 Evans, Mark 8:27—16:20, 237.
 Evans, Mark 8:27—16:20, 237.

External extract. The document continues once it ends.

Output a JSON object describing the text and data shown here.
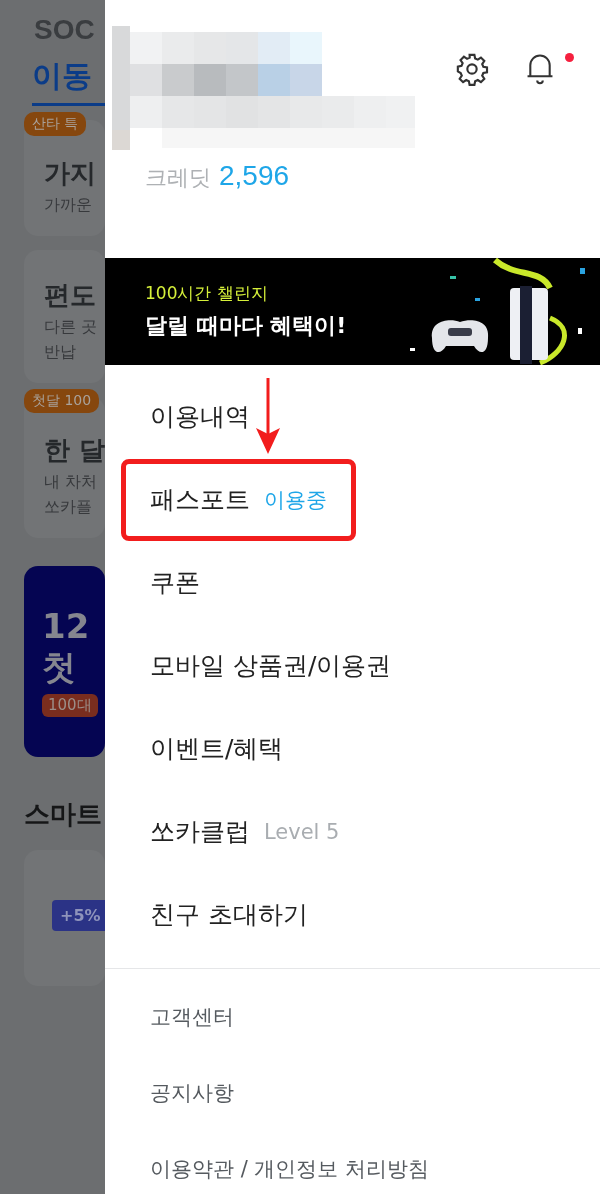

 In addition, see Green, Luke, 704, who writes that the parable communicates the idea of “the transfer of leadership to ‘others,’ clearly designated in the ensuing narrative as Jesus and the apostles.” Likewise, see Hultgren, Parables of Jesus, 360: “If the parable is authentic, [the new leadership envisioned] could consist of the Twelve, Jesus and the Twelve, or at least a new leadership that God shall raise up that accepts the proclamation of Jesus. On the other hand, if the parable is an early Christian composition, the apostolic leadership of the church could be envisioned here.” See also Aaron Milavec, “A Fresh Analysis of the Parable of the Wicked Husbandmen in Light of Jewish-Christian Dialogue,” in Parable and Story in Judaism and Christianity (eds. C. Thoma and M. Wyschogrod; New York: Paulist, 1989), 107: “. . . it does not seem consistent to suppose that absolutely everyone within the Jesus Movement should end up as leaders within the reconstituted Israel. Rather, it would seem more fitting to suppose that some well-defined group within the Jesus Movement should replace the well-defined Jerusalem administrators to whom God formerly entrusted the direction of the vineyard. Thus . . . the best prospect might appear to be identifying ‘the others’ as ‘the Twelve.’ This harmonizes well with Matthew’s tradition wherein Jesus promises his disciples that ‘in the new world, when the Son of Man shall sit on his glorious throne, you who have followed me will also sit on twelve thrones, judging the twelve tribes of Israel (Mt 19:28; Lk 22:30). Since Matthew presents ‘the scribes and Pharisees’ as currently occupying Moses’ seat’ (Mt 23:1), it appears that, in the age to come, when the twelve tribes of Israel are again restored, the Twelve will occupy ‘Moses’ seat.’” See also Collins, Mark, 547: “Giving the vineyard to others implies that a new leadership will emerge among those who accept Jesus as the messiah.”